ADA/NADP share views on overpayment/refunds requests
Past ADA News issues included articles on claims processing delays, dental claims denials, least expensive alternative treatment clause, and bundling and downcoding.
Subsequent articles will feature the remaining "Top Ten" concerns, which include post utilization review, assignments to participating doctors and others.
Many times when a third-party payer mistakenly pays a dental provider, the payer will request a refund of the overpaid amount. In some cases, refund requests have been sent to dentists more than two years after the payment was made. The patient may no longer be a patient of record with that dentist.
In most instances, the overpaid amount is deducted from future benefits paid to the dentist. In some cases, overpayments made to other dentists for the same patient may be deducted from future benefits payments to the dentist. Many members question the fairness of this practice.
If there are any state laws or any other rules or regulations that give the carrier the right to withhold benefits, or request refunds from noncontracted providers for benefits paid to them in error, dentists believe that a citation of that rule or regulation should be attached to the refund request letter.
Dental benefits industry perspective
Carriers have policies in place via edits in auto adjudication systems to limit potential overpayments. However, overpayments requiring a refund can still occur for several reasons largely beyond the control of the carrier.
One of the most common reasons for refund requests is when an employer terminates a patient's dental benefits but delays notifying the carrier of this change in the employee's status. This can occur for any number of reasons, the most usual being a change of employment.
If the payer does not receive timely notice of this type of change or elimination of benefit, claims can be paid inappropriately for patients who in effect were not covered on the date of service. Once the payer learns of such a change, premiums collected by the carrier are returned because contractually, the patient bears the financial responsibility for the services rendered.
Carriers generally issue a request for refunds as soon as they become aware of an overpayment. However, events and state laws often conspire to further delay when the carrier can legally request the refund—a circumstance that forces the process to take far longer than anyone would like.
For instance, overpayments often occur when an employer decides to terminate a group contract with a carrier, and rather than notify the carrier, the employer simply fails to remit the premium. In these instances, state laws often mandate grace periods during which coverage must remain active. These grace periods are typically for 30 to 60 days during which time carriers cannot withhold claims payment nor communicate that the coverage could become suspended due to nonpayment of premium. The patient is ultimately responsible for claims under these circumstances.
Once the grace period has lapsed, or if the employer provides notification that they have elected to drop coverage or change carriers, state law requires that the termination must be retroactive to the last day the premium was paid. As a result, claims that were processed and paid during the grace period are not valid because the patients did not have effective coverage with the carrier during that time.

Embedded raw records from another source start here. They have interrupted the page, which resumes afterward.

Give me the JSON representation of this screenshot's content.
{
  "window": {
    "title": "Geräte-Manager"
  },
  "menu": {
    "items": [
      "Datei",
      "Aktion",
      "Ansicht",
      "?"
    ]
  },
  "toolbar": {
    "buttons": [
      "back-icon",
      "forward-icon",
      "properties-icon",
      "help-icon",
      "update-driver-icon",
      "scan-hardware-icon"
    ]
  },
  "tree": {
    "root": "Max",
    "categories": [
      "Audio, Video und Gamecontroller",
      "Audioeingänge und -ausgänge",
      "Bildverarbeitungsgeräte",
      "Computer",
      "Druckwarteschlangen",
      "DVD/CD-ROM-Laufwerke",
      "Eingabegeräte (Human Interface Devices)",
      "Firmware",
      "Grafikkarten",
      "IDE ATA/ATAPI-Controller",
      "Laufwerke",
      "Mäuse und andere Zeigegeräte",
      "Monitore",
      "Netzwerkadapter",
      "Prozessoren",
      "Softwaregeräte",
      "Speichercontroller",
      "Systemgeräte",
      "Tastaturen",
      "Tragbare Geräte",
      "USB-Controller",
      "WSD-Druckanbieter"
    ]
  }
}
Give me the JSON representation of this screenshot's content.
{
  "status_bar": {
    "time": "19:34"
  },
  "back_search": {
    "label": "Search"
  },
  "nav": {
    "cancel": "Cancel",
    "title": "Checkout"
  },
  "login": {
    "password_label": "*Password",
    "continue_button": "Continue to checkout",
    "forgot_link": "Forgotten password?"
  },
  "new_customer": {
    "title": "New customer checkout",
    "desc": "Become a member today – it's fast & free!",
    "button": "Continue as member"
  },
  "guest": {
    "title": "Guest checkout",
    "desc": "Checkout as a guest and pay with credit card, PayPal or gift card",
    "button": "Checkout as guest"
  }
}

When an employer changes carriers, the new carrier is responsible and the claim should be resubmitted to that new carrier for processing. The patient is responsible for notifying the dentist of any change in their dental benefits; ultimately the patient should be held liable for any claims paid during this period.
Another reason for refund requests is when a claim is submitted with an incorrect provider name or a generic practice name. This can, for example, cause an in-network claim to be paid out of network. Usually the patient or the dentist will call to inquire why the claim was paid incorrectly, prompting the carrier to reprocess the claim with the appropriate benefit.
Incorrect use of the Code on Dental Procedure and Nomenclature is another common issue in refund cases. If an incorrect CDT code is submitted that does not reflect the actual service provided by the dentist, a greater benefit may be paid inappropriately. If attention is brought to the payer—usually by a second dental office to which the patient has transferred—and the proper CDT code is applied, the claim will be reprocessed and any overpayment will be requested as a refund from the first office. Additionally, procedures are sometimes submitted for reimbursement just prior to completion, crown insertion for an example, without prior notice of the transience of some patients. Should the claim be paid and the member never return for the final insertion, a refund may be requested as the covered service was never completed. The patient would be responsible for any incurred laboratory and office cost.
Most large group employers self-fund their dental benefits, meaning they contract with a carrier only for administration. In these cases, which impact 37 million of the 170 million Americans with dental benefits, the payer has a fiduciary responsibility as well as a contractual obligation to ensure all claims are paid according to the employers' contract terms. These self-funded employers, with full expectation that a refund will be obtained and funds returned to the employer, scrutinize overpayments.
Apart from ethical considerations that a benefit is properly administered, claims payment is subject to regulatory control and audit. Payers must be able to provide documented rationale for each claim processed to state and federal regulators. Most payers will make a written request for a refund before implementing an automatic deduction from a subsequent payment.
There is no statute of limitation with respect to refund requests; however, most payers will try to request a refund as soon as an overpayment is discovered. Requests for overpayments are usually defined within a network provider agreement. With the exception of Ohio and Florida, plans are not allowed to implement automatic deductions from subsequent payment for noncontracted providers.